Look through the entries. Copy each line that has the word "rescue".
-- MATERIAL SUPPLIED follows --
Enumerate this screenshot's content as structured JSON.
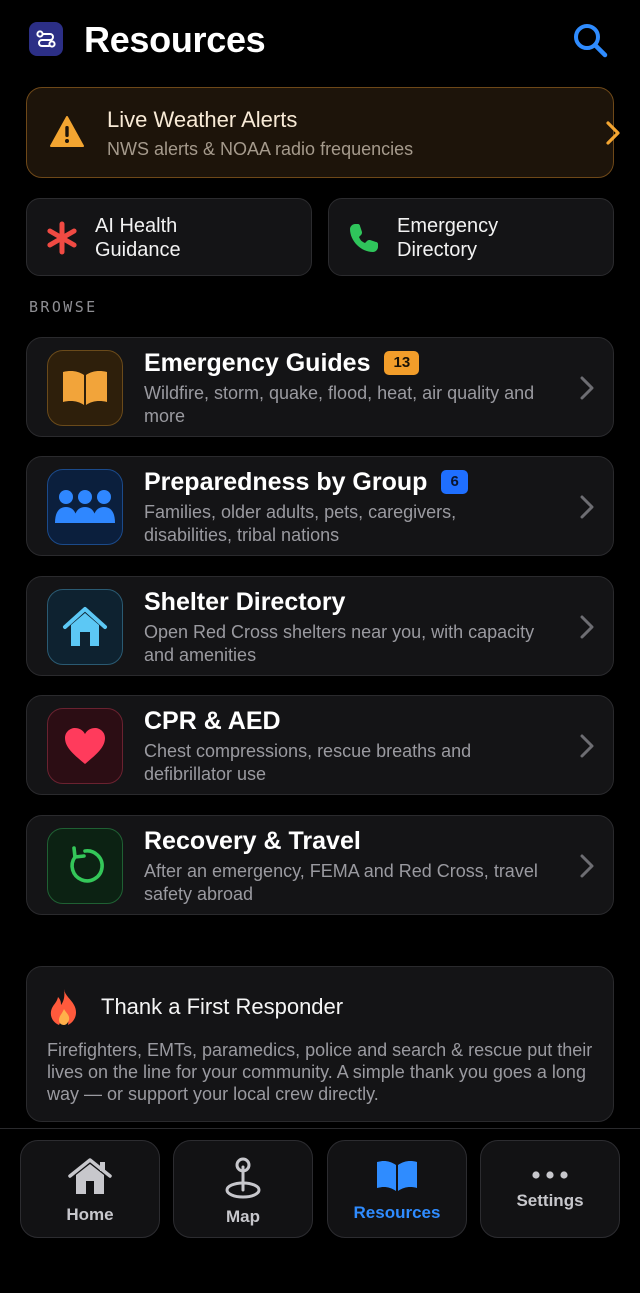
{
  "header": {
    "title": "Resources",
    "app_icon": "route-icon",
    "search_icon": "search-icon"
  },
  "alert_card": {
    "title": "Live Weather Alerts",
    "subtitle": "NWS alerts & NOAA radio frequencies",
    "icon": "warning-icon",
    "accent": "#f3a531"
  },
  "quick_actions": [
    {
      "label_line1": "AI Health",
      "label_line2": "Guidance",
      "icon": "asterisk-icon",
      "color": "#f04a43"
    },
    {
      "label_line1": "Emergency",
      "label_line2": "Directory",
      "icon": "phone-icon",
      "color": "#2fc55b"
    }
  ],
  "browse": {
    "label": "BROWSE",
    "items": [
      {
        "title": "Emergency Guides",
        "badge": "13",
        "badge_color": "#f29d2a",
        "description": "Wildfire, storm, quake, flood, heat, air quality and more",
        "icon": "book-icon",
        "color": "#f2a43a"
      },
      {
        "title": "Preparedness by Group",
        "badge": "6",
        "badge_color": "#1f6fff",
        "description": "Families, older adults, pets, caregivers, disabilities, tribal nations",
        "icon": "people-icon",
        "color": "#2f87ff"
      },
      {
        "title": "Shelter Directory",
        "badge": "",
        "description": "Open Red Cross shelters near you, with capacity and amenities",
        "icon": "house-icon",
        "color": "#5cc8f5"
      },
      {
        "title": "CPR & AED",
        "badge": "",
        "description": "Chest compressions, rescue breaths and defibrillator use",
        "icon": "heart-icon",
        "color": "#ff3b5c"
      },
      {
        "title": "Recovery & Travel",
        "badge": "",
        "description": "After an emergency, FEMA and Red Cross, travel safety abroad",
        "icon": "rotate-icon",
        "color": "#34c759"
      }
    ]
  },
  "thank_card": {
    "title": "Thank a First Responder",
    "body": "Firefighters, EMTs, paramedics, police and search & rescue put their lives on the line for your community. A simple thank you goes a long way — or support your local crew directly.",
    "icon": "flame-icon"
  },
  "tabs": [
    {
      "label": "Home",
      "icon": "house-icon",
      "selected": false
    },
    {
      "label": "Map",
      "icon": "map-pin-icon",
      "selected": false
    },
    {
      "label": "Resources",
      "icon": "book-icon",
      "selected": true
    },
    {
      "label": "Settings",
      "icon": "more-icon",
      "selected": false
    }
  ]
}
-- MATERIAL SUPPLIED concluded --
▶ _SOLUTION TO THE EXERCISE_
        "description": "Chest compressions, rescue breaths and defibrillator use",
    "body": "Firefighters, EMTs, paramedics, police and search & rescue put their lives on the line for your community. A simple thank you goes a long way — or support your local crew directly.",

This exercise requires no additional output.